It’s true that the mullet has been undergoing something of a makeover lately, going from one of the most derided hairstyles of the 20th century to one of the most cultivated cuts of the 21st. Whether you’re thinking of trying a full-blown ‘Canadian hockey player’ look or going for the more subtle ‘shag’ look that Pecis’ describes, it’s best to consider all your options before taking to the scissors. 

To help, we’ve asked hair stylist and fellow Orbie representative Nicci Welsh to talk us through it all. 

Mullet or shag? 

Julien T Hamon photograph of girl with shag mullet haircut sitting on couch
Dress, by Chanel. ‘Koam’ sideboard, by Jean-Marie Massaud, for Zanat, from Viaduct. ‘Repp Stripe’ rug by Thom Browne for The Rug Company

‘If you are thinking of trying a shag or a mullet, two of the trending cuts of the season, there are a few pointers you need to know,’ says Welsh. 

‘A mullet is cut short in the front and on the sides, but left untouched or longer in the back. Although hair will be longer in the back, you will only see a short hairstyle straight on.

‘A shag haircut stays longer all the way around the edges, with lots of internal layers. These shorter layers create volume around the crown, which you often loose with a longer layered haircut. This look gives the perception of having longer hair,’ Welsh continues.

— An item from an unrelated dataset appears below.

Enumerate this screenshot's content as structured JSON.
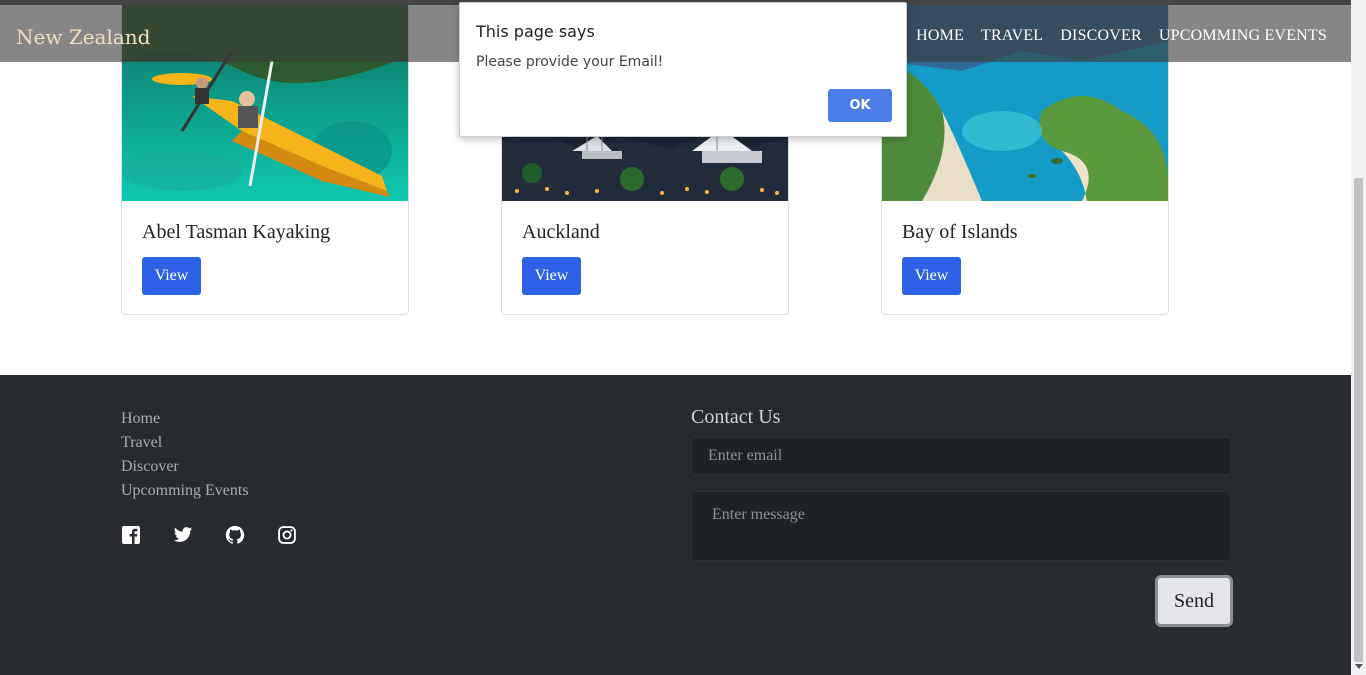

‘You can take these looks one step further by attempting the shaggy mullet. The shaggy mullet is a choppy layered combination of the two styles.’

Finding the cut that best suits your hair texture 

Julien T Hamon photograph of girl with shag mullet haircut sitting on chair
Jacket and mini skirt, by Dolce & Gabbana. Shoes and earrings both by Aeyde. ‘Koam’ sideboard, by Jean-Marie Massaud, for Zanat, from Viaduct. ‘Bai Lu’ chair, by Neri & Hu, for Lema. ‘Loom’ fabric in Plaster, by Mark Alexander

‘Hair types play a big role with the outcome of these styles,’ says Welsh. ‘Going along with this, hair and scalp health are the main foundation of any amazing hairstyle.’ 

Unsurprisingly, Welsh recommends looking to Oribe’s wide range of products to ensure hair is as healthy as possible, and we have to agree that the luxury haircare brand offers the best selection for all hair-health concerns. 

‘A shag haircut creates fullness from the layers, which is great for fine hair,’ says Welsh. ‘Using Oribe Grandiose Hair Plumping Mousse will help pump up the volume, giving your hair an even fuller look.

‘If you have thick, straight hair, both the shag and mullet will suit you. Use Oribe Dry Texturizing Spray to bring out the texture in your hair, while adding lift and volume.

‘Curly hair is best for a mullet, as it creates the perception of a narrow shape to your head. If you want to enhance your curls, use Oribe Curl Control Silkening Crème, which includes a beautiful blend of oils that helps define your curls, while controlling frizz.’ 

Finding the haircut that best suits your face shape 

Julien T Hamon black and white photograph of girl with shag mullet haircut
Dress, by Loewe. Earrings by Aeyde

‘If you have a wide jawline, the face-framing layers of a shag can soften the face frame. Finish the shag look off with Oribe Airstyle Flexible Finish Cream. The product’s natural flower wax blend creates touchable, reworkable texture, giving it that on-trend finish,’ advises Welsh.

‘Avoid either look for small or narrow foreheads, as it will create the illusion of a smaller face. Instead, opt for a longer, sweeping curtain fringe that pulls away from your face. 

‘A mullet cut can also even out a long face with a sharp or more prominent jawline. Use Oribe Rough Luxury Molding Wax to bring out a feathery texture to the back while adding some structure to the top.’ §